■ What you should do
In the records that follow, find each line containing "screenshot" and copy it.

■ Data listing
────

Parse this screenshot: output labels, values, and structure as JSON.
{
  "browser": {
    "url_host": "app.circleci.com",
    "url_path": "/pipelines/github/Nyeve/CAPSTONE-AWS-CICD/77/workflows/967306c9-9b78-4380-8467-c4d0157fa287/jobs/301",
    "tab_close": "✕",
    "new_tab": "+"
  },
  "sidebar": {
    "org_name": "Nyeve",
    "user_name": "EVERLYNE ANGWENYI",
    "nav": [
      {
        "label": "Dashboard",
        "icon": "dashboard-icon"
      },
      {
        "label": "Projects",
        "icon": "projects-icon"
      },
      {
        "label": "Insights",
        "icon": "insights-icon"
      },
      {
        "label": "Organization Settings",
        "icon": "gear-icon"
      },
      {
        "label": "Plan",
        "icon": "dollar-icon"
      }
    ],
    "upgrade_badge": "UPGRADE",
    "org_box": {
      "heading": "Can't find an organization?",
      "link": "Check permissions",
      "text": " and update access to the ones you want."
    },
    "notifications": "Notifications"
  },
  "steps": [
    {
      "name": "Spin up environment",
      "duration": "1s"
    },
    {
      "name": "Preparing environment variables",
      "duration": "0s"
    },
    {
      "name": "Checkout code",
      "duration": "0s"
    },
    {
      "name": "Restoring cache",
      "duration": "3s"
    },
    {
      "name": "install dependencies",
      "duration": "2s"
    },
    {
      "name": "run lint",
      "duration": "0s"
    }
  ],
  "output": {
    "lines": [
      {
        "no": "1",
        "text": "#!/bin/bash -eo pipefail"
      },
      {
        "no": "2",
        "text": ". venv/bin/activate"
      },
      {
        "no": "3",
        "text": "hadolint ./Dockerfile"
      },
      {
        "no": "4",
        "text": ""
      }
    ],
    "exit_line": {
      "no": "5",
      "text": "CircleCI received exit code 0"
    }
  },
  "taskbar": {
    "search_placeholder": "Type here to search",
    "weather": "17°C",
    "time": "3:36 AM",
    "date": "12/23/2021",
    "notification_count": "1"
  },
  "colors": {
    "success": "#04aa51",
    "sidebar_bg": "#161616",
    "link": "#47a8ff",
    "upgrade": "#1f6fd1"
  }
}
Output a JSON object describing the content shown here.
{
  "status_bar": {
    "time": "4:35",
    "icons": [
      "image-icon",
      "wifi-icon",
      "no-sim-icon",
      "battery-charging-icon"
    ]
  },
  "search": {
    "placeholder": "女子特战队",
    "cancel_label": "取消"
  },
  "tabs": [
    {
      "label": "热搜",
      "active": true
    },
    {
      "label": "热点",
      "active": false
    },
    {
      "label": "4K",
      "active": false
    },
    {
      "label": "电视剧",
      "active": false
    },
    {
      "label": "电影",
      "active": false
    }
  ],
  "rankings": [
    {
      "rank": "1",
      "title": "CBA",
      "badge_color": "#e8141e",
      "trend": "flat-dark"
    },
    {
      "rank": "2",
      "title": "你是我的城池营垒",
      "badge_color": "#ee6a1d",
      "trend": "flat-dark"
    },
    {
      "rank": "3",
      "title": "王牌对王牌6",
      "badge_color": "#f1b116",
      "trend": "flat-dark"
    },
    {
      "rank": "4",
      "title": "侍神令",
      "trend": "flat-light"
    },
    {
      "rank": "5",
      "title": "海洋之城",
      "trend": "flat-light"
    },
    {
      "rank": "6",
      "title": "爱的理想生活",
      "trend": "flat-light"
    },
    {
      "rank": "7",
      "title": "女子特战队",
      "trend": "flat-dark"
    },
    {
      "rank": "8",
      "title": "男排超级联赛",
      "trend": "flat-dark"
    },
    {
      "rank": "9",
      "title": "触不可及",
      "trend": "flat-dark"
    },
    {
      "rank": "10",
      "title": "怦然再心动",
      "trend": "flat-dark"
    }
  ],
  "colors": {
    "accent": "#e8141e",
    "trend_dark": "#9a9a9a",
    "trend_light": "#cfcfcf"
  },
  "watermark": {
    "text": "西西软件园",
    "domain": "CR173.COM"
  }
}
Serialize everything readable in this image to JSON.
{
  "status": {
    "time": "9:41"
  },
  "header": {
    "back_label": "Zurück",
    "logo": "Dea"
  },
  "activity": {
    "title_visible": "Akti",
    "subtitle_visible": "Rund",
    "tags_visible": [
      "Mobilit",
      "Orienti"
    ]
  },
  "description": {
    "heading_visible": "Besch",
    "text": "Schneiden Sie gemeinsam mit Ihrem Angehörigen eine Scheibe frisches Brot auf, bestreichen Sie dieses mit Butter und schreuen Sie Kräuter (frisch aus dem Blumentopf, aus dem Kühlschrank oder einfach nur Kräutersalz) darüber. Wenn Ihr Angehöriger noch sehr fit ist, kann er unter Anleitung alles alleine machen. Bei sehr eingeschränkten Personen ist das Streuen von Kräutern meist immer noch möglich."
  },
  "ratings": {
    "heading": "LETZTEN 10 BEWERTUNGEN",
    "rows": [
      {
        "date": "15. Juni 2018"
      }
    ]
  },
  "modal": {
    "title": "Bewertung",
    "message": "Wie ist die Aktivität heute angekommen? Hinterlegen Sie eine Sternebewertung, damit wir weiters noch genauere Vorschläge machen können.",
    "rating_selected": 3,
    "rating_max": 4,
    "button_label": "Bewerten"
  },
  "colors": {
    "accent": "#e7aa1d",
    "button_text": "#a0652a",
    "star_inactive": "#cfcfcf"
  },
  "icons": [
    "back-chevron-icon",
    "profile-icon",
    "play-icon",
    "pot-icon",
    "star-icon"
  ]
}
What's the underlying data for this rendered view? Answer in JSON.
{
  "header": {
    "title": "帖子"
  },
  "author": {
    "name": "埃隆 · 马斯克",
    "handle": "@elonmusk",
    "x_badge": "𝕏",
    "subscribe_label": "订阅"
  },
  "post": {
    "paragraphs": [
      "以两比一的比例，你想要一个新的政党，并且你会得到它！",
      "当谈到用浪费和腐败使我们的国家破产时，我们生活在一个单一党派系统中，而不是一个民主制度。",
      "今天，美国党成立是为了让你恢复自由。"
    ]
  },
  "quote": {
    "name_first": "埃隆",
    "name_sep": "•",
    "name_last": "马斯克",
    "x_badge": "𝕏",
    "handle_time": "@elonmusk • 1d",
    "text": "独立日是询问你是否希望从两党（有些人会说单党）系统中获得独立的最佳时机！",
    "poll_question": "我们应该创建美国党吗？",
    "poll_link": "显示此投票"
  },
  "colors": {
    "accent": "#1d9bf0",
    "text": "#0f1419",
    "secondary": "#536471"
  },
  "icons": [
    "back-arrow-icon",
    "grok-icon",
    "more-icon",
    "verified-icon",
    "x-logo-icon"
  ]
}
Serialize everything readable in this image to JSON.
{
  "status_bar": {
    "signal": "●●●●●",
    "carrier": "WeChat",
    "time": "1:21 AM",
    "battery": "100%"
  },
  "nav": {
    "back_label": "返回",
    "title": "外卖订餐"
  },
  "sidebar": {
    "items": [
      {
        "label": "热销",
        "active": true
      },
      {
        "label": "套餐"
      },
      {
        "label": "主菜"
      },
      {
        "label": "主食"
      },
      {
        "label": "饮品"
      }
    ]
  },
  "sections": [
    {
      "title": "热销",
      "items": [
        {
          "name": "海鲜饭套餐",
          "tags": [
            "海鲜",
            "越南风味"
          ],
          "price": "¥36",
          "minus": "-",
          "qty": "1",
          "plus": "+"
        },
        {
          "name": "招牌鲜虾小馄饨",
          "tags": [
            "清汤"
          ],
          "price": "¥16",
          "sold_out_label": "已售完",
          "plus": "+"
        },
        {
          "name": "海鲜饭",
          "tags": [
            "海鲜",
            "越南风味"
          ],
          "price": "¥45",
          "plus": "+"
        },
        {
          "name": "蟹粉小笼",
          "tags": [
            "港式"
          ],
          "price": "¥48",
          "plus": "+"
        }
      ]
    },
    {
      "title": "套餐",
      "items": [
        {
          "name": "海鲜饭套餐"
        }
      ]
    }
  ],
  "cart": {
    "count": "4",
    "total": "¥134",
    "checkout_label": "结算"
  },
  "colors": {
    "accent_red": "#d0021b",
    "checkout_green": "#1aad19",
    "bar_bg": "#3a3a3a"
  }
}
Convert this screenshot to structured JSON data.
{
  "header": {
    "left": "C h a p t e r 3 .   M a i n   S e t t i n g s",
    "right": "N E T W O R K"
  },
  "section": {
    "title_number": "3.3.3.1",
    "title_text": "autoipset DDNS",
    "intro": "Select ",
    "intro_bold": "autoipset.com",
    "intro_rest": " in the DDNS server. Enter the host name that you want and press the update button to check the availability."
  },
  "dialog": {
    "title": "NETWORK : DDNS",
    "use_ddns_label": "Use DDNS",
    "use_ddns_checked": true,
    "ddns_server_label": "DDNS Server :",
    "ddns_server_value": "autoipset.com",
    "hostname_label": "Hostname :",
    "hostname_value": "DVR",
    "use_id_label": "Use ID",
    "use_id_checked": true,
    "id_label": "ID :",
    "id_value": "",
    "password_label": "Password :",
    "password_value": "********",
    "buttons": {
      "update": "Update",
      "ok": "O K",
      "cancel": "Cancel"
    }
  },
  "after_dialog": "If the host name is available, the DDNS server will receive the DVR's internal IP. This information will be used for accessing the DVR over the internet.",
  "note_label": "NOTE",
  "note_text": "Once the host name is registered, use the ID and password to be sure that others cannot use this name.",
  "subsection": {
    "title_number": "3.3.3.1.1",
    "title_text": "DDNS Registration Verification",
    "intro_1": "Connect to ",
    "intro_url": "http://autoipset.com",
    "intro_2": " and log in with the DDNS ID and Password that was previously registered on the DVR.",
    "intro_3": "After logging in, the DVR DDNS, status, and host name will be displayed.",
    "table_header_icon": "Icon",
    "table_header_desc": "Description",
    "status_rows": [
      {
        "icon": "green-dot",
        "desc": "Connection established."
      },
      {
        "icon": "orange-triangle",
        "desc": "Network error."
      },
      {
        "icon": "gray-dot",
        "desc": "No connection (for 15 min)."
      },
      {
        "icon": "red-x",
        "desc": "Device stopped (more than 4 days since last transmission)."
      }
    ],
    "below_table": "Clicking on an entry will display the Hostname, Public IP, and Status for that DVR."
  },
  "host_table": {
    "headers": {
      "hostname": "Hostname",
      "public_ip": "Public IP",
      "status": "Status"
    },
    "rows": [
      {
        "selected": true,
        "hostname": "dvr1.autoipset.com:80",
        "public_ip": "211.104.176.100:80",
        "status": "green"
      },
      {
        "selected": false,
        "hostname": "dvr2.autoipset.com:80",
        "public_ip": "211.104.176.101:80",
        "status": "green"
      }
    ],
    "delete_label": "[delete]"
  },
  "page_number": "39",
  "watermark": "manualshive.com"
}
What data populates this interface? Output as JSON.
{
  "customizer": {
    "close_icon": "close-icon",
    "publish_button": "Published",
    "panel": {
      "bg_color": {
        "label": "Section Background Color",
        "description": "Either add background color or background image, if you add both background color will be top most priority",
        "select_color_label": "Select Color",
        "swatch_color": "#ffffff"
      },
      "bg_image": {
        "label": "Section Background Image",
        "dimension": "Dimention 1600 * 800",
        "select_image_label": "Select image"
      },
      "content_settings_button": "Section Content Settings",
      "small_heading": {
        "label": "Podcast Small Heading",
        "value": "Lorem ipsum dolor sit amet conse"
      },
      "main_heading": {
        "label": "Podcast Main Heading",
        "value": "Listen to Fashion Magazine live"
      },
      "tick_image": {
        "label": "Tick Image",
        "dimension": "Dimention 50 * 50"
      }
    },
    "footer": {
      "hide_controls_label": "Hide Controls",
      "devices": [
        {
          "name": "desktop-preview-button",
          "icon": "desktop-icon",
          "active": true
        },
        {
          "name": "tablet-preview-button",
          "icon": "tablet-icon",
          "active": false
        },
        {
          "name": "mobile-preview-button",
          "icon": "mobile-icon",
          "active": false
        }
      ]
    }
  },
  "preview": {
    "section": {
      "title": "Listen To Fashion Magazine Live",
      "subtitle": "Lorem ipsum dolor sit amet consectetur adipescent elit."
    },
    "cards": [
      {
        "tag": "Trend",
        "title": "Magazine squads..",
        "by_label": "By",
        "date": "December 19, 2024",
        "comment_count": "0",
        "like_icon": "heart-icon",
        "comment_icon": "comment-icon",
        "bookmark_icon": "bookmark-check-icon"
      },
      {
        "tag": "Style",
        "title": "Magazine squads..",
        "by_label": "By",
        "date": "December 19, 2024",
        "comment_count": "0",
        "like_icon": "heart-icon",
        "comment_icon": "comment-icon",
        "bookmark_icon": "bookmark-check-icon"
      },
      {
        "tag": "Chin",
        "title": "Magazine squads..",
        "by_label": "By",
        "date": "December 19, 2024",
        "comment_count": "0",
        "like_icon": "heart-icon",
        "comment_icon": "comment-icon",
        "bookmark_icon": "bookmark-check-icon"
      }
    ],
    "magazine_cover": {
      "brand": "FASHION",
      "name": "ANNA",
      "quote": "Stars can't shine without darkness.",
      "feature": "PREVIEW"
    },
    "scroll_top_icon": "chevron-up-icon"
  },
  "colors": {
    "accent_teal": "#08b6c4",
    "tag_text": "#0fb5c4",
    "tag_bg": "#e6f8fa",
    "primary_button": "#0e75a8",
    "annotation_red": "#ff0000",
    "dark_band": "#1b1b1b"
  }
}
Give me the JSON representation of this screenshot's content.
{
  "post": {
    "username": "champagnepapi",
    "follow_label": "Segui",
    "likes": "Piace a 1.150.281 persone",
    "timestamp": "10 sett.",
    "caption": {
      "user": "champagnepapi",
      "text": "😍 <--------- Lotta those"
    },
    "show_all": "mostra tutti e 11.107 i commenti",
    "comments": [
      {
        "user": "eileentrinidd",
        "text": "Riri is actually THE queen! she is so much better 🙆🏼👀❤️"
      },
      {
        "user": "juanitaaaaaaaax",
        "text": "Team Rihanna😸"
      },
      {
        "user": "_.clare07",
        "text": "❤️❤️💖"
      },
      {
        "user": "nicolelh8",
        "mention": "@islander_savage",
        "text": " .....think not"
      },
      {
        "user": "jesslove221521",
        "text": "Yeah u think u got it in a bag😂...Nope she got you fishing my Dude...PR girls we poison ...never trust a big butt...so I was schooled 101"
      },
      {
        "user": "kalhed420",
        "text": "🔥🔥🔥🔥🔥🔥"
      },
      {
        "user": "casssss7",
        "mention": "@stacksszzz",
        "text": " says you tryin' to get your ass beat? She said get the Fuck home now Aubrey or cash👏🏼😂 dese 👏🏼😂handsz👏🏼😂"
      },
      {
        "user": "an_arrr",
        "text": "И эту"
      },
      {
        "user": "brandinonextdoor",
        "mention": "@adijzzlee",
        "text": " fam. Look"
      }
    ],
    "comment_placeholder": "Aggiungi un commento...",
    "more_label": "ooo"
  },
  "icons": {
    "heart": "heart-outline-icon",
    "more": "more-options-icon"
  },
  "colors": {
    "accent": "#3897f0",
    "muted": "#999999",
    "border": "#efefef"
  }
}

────

■ Solution to the exercise
Parse this screenshot: output labels, values, and structure as JSON.
Convert this screenshot to structured JSON data.
Give me the JSON representation of this screenshot's content.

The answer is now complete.